    Special Needs Trust/Supplemental Needs Trust: A trust established for a disabled person to provide supplemental support without disqualifying the beneficiary from eligibility for governmental assistance programs. They may be created with the proceeds from a judgment or settlement or by a loved one with concerns for a disabled beneficiary.

    Spendthrift Trust: A trust that is created for a beneficiary who is paid income therefrom and that cannot be reached by creditors to satisfy the beneficiary’s debts.

  • Durable Power of Attorney: A legal instrument whereby one appoints and empowers another person as agent to deal with one’s property and personal and legal affairs. It remains effective even after the maker becomes incapacitated. Florida law authorizes both immediate and springing durable powers of attorney.
  • Health Care Surrogates and Living Wills: A document appointing a health care surrogate and giving instructions to health care providers about the person’s wishes during the final stages of an illness, generally instructing providers not to interfere with the process of dying by using machines or other heroic measures to delay the natural course of a terminal illness.
  • Structure of Family Limited Partnerships: To own and manage your property, in a similar manner to a Trust, but allowing additional tax planning techniques to be employed. Family Limited Partnerships are generally used for those who have large estates and who face potentially heavy federal and state taxes, death, and inheritance taxes.
  • Deeds
  • Charitable Planning and private foundations
  • Gift and Estate Tax Review

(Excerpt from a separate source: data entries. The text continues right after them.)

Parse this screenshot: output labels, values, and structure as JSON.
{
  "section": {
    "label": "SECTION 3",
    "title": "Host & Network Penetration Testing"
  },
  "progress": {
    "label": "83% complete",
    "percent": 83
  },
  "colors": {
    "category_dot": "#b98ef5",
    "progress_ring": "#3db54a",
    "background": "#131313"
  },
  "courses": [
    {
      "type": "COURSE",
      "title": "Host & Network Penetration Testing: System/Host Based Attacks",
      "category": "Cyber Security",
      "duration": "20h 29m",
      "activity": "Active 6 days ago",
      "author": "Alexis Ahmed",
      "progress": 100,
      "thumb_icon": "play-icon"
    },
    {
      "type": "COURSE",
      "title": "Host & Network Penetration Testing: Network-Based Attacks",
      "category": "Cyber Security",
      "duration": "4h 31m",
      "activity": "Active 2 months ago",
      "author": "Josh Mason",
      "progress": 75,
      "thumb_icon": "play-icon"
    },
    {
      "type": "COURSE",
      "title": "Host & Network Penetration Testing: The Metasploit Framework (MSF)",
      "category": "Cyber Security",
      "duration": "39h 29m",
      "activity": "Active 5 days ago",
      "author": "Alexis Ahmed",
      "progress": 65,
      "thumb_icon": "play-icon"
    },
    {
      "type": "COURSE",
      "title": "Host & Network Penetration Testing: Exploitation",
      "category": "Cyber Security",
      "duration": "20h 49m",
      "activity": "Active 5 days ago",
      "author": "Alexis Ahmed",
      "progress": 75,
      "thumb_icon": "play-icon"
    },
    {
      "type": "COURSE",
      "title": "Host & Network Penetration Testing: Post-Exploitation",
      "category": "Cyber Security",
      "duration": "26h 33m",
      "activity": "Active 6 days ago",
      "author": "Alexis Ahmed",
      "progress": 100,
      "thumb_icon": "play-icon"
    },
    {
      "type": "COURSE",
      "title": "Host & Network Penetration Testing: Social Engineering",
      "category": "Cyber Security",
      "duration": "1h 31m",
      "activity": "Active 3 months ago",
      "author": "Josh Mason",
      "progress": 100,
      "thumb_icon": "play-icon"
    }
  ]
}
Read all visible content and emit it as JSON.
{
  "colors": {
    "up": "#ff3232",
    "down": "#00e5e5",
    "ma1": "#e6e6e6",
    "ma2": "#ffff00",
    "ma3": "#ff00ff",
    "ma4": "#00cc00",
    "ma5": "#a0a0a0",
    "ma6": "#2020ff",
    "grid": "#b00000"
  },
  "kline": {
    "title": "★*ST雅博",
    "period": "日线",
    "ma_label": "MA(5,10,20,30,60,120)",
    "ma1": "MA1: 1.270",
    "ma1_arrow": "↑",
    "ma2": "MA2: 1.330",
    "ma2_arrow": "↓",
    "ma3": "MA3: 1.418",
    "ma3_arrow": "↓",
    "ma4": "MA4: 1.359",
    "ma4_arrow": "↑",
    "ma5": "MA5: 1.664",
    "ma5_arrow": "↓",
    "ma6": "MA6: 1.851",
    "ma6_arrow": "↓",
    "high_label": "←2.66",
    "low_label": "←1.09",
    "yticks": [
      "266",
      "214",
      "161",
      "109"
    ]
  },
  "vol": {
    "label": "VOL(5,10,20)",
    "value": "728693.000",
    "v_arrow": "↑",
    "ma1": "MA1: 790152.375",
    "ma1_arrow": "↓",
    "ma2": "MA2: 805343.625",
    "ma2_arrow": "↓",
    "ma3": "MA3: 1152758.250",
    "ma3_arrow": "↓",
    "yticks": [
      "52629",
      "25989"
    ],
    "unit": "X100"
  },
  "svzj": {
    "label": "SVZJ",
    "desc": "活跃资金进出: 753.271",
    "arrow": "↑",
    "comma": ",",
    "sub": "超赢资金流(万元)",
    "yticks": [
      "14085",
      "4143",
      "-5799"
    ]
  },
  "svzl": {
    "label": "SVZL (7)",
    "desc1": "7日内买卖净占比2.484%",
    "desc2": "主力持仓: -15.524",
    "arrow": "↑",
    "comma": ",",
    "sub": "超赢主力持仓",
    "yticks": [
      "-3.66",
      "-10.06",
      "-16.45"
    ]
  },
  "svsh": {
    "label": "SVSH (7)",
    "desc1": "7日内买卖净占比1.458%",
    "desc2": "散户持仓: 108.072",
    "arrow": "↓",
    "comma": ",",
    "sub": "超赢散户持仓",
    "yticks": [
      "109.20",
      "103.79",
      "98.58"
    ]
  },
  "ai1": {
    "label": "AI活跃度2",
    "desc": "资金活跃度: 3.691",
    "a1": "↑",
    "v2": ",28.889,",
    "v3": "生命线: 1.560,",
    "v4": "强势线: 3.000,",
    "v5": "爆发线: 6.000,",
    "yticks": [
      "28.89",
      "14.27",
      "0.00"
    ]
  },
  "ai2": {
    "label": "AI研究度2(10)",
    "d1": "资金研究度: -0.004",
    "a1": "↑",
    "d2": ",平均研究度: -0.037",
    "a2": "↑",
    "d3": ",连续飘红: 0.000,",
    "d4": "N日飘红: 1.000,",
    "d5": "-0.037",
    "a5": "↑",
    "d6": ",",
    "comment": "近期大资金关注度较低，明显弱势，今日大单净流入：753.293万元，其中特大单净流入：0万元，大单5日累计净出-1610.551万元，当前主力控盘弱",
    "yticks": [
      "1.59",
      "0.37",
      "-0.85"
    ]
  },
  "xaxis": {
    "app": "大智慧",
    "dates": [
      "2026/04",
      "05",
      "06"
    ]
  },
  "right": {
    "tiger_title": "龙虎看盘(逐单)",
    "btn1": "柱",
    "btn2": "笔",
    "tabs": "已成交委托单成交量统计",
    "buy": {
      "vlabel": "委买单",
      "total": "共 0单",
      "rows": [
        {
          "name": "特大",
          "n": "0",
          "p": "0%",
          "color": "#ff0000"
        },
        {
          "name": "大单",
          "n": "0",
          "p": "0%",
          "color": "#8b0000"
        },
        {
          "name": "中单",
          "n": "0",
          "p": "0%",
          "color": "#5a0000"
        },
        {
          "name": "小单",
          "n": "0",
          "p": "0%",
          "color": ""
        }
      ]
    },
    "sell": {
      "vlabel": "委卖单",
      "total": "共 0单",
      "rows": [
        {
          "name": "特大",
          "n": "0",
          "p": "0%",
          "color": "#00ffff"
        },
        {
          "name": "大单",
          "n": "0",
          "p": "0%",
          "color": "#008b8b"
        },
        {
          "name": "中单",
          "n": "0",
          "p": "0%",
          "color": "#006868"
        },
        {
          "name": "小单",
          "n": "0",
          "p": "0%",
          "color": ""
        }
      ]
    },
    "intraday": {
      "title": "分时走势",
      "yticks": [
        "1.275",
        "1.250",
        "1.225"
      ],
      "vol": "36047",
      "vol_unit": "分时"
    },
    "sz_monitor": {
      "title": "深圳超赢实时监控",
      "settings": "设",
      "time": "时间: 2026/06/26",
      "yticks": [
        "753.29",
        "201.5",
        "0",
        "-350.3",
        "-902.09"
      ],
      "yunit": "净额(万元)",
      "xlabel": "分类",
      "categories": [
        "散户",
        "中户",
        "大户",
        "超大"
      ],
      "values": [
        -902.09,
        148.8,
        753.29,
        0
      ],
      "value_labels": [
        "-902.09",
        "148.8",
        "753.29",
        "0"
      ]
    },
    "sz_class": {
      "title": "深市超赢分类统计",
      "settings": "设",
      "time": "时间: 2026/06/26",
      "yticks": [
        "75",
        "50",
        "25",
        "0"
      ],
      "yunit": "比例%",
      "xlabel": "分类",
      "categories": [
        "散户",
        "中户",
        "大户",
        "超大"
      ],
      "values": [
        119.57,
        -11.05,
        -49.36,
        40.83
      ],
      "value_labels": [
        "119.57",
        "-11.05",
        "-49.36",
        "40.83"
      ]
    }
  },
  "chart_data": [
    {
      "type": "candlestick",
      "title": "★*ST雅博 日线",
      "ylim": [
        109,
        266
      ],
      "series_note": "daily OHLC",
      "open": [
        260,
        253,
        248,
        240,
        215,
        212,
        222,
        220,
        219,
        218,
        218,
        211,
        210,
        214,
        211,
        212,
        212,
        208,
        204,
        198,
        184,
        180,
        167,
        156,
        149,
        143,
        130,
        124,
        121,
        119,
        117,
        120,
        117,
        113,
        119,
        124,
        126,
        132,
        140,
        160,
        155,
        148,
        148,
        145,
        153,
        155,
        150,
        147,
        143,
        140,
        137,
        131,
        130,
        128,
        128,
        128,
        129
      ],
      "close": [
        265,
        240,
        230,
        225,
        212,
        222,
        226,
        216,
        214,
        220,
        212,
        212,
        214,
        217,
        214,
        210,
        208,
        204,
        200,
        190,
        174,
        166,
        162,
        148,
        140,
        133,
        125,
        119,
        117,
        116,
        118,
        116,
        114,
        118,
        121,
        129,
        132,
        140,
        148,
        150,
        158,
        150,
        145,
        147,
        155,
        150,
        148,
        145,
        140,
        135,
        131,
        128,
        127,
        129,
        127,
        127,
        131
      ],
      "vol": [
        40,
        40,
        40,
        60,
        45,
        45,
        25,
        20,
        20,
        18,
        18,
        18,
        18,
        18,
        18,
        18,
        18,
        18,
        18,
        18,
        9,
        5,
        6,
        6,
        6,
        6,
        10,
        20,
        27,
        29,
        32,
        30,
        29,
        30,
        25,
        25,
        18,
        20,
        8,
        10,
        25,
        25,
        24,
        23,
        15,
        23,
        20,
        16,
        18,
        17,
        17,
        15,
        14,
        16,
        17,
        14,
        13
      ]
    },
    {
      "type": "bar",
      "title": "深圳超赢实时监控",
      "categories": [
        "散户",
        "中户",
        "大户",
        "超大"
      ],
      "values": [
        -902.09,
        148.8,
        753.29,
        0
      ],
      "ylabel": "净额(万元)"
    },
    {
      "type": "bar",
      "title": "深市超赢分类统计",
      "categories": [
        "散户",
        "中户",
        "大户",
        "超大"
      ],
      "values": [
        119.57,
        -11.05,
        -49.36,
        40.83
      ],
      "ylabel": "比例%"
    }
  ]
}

For clients interested in maintaining management and control of their estate, while at the same time avoiding probate, protecting family members, ensuring their financial privacy, and obtaining peace of mind, we offer basic estate plans which include, revocable living trusts, pour-over wills, powers of attorney for property management, health care surrogates and living wills, special needs trusts, children’s trusts, and community property agreements. We will also assist you with funding your revocable trust to ensure that your estate plan is effective.

In addition, we advise clients on all aspects of federal and state gift, estate, and generation-skipping transfer taxation, and assist clients with gifting and custom-design programs for the transfer and protection of assets. We will help you create an estate plan that minimizes or eliminates your federal and state tax liability.

Our firm provides for continuing legal education to assure that our clients are offered the most updated legal advice. While each situation is different, an attorney who regularly practices in the field of wills, trusts, probate and estate planning is able to provide you with sound legal advice as you put your estate plan into place.

If you need an Estate Planning Attorney or Wills and Trusts Attorney in Aventura, North Miami Beach, Sunny Isles, Miami, Miami Shores, Miami Lakes or any city in Miami Dade, please call our office today at 305-932-2293 in Miami-Dade Count. If you need a Wills and Trusts Lawyer or Estate Planning Attorney in Hollywood, Pembroke Pines, Fort Lauderdale, Davie, Pompano Beach, Coral Springs or elsewhere in Broward County, please call 954-760-7077 if you would like to create an estate plan. We look forward to assisting you with your estate planning needs.

Our law firm is conveniently located between Miami and Fort Lauderdale, in Aventura, Florida, on Biscayne Boulevard between the Hallandale Beach Boulevard exit and the Ives Dairy Road exit off of I-95. Other South Florida office locations are available.  Home, telephone and hospital appointments are available upon request.